Obama: Wall Street reform is unfinished business

David Jackson
President Barack Obama in the Rose Garden.
Getty Images

President Barack Obama says his economic team is looking at more Wall Street regulations, especially when it comes to what he calls risky behavior by big banks.

"What I've said to my economic team is that we have to continue to see how can we re-balance the economy sensibly," Obama told NPR Marketplace.

Read More The government as venture capitalist

The goal, he said, is "a banking system that is doing what it is supposed to be doing to grow the real economy, but not a situation in which we continue to see a lot of these banks take big risks because the profit incentive and the bonus incentive is there for them."

Obama told NPR Marketplace that "more and more of the revenue generated on Wall Street is based on arbitrage -- trading bets -- as opposed to investing in companies that actually make something and hire people."
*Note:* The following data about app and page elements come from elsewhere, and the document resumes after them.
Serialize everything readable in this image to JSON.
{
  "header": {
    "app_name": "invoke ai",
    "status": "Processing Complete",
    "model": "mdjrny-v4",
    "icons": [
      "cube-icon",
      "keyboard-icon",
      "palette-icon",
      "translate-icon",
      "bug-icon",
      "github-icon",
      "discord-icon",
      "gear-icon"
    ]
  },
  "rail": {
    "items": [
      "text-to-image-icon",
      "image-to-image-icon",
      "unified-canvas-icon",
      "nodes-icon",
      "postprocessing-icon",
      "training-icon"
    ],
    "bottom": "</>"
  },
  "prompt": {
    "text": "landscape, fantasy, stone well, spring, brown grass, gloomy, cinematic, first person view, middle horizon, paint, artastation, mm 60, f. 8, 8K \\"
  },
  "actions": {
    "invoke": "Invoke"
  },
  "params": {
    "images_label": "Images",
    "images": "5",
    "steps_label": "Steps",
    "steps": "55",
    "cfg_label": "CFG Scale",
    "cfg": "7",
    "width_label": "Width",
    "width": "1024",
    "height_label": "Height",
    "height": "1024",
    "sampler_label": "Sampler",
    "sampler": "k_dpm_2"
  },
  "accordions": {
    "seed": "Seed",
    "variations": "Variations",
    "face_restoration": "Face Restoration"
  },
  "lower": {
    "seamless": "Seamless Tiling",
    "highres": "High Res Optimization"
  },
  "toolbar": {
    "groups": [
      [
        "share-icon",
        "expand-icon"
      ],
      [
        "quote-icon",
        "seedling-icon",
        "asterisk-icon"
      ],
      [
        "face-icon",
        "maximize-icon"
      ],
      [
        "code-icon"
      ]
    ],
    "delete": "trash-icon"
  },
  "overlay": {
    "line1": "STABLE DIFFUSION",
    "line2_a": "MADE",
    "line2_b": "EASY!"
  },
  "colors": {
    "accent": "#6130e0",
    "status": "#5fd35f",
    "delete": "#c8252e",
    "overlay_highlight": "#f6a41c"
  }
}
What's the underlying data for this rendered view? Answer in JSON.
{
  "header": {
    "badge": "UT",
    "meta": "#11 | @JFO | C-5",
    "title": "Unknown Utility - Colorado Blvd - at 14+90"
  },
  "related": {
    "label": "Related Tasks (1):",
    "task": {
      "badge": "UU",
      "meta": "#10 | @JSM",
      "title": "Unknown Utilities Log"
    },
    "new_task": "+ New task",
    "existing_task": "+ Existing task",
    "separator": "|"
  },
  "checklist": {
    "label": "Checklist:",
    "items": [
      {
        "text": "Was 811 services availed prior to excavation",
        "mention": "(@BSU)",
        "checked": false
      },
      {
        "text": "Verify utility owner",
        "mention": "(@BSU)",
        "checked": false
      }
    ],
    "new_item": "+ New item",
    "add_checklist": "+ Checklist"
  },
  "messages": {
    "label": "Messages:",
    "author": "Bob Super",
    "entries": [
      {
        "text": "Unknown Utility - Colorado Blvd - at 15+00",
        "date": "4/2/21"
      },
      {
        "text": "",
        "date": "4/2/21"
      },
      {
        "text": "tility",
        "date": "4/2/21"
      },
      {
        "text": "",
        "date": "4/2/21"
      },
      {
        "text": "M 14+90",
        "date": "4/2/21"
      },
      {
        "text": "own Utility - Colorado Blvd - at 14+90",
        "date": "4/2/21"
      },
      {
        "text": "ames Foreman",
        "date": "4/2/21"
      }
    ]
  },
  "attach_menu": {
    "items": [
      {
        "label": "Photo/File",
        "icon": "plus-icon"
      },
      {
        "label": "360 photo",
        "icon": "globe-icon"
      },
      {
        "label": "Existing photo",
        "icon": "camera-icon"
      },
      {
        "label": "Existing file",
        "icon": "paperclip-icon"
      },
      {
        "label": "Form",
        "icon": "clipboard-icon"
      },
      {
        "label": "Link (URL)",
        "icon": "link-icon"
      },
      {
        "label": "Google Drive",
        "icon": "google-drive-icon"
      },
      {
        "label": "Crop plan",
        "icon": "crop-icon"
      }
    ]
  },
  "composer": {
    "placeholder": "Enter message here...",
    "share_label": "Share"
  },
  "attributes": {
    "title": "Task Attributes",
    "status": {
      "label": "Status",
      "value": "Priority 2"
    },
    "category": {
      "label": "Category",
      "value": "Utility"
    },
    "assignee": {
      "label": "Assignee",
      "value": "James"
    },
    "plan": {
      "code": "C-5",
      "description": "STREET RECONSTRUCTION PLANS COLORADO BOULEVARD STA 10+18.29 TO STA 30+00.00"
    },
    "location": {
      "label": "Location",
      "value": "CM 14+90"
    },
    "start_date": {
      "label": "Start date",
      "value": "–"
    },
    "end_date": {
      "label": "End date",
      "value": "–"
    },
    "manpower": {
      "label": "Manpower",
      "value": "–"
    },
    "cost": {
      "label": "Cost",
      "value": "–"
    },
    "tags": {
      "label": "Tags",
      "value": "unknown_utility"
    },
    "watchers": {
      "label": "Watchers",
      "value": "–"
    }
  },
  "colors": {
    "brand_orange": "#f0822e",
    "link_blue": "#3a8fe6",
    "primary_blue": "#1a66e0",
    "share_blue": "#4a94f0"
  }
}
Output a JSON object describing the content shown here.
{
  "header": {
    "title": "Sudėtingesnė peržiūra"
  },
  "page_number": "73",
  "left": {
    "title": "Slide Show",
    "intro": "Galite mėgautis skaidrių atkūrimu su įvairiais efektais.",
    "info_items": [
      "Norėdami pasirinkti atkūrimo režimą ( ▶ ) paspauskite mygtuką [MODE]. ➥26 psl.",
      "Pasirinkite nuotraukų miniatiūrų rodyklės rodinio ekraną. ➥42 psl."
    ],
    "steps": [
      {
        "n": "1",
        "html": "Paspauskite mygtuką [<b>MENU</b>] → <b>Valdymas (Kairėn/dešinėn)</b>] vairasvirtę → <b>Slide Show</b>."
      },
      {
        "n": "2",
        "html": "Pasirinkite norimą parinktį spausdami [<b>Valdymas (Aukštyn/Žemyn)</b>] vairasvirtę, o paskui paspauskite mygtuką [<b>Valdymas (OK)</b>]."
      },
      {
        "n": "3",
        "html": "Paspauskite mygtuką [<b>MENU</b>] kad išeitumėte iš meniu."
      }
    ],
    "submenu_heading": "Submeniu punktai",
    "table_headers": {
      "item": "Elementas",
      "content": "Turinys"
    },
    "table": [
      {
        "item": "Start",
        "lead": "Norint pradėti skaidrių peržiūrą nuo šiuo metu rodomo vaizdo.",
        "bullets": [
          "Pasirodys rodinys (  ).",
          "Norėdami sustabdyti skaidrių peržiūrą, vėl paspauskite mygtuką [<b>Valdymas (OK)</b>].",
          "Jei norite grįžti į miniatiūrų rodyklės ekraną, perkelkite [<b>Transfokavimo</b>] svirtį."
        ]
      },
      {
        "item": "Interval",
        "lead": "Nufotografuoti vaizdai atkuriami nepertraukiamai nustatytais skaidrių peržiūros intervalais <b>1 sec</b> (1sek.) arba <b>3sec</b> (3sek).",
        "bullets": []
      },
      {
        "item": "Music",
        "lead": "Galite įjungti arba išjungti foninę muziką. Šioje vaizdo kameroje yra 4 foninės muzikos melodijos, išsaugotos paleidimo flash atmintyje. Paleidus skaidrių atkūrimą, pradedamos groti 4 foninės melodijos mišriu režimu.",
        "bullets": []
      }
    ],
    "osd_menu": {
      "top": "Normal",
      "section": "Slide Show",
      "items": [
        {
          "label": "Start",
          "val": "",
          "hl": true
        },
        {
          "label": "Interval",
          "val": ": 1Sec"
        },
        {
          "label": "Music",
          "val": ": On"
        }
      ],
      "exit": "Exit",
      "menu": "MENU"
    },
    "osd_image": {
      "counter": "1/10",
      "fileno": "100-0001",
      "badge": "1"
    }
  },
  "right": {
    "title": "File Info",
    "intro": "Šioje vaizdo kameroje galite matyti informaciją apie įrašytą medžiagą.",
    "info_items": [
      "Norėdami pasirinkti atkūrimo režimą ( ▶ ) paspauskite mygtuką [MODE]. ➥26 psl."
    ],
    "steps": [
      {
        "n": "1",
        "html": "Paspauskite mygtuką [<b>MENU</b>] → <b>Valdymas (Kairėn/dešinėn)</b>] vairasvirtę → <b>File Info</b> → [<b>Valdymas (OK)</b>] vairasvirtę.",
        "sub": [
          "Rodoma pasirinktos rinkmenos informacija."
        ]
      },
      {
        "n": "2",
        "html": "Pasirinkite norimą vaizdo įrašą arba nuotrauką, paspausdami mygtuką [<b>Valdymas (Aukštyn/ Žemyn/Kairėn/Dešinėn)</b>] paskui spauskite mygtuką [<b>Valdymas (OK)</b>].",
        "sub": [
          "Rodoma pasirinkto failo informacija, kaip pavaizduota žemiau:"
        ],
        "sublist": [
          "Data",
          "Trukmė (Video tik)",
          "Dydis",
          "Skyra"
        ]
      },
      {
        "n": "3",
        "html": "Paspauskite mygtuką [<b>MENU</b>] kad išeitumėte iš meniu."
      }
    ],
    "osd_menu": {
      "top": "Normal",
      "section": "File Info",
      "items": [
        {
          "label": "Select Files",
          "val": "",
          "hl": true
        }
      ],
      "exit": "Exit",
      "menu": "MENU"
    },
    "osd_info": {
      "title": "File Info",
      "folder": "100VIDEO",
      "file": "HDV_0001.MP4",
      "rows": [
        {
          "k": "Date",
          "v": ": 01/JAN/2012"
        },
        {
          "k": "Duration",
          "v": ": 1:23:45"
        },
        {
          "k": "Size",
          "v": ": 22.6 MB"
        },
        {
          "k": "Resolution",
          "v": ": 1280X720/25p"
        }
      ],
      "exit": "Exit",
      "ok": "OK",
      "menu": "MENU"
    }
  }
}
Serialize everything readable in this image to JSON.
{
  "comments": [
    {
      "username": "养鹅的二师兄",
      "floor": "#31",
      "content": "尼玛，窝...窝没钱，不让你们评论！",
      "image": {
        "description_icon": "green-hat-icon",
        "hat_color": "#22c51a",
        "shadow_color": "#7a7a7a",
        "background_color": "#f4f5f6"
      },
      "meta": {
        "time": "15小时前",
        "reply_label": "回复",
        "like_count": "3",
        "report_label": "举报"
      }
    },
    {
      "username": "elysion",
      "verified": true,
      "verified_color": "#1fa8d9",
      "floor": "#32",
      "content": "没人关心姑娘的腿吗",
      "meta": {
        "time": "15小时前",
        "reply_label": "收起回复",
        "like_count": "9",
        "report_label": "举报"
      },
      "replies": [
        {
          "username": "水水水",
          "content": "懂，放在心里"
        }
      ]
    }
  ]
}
More from USA Today:
Christie vetoes gun magazine reduction bill
Slow, low-key start for Benghazi panel
Miss. GOP Senate rivals continue sparring

Four years after Obama signed a package of new financial regulations, Obama said that "one of my key focuses over the last couple of years has just been to make sure that we've got a circuit breaker so that if certain banks are making bad decisions, they are less likely to bring down the entire system, which is what happened in 2007, 2008."

By David Jackson of USA Today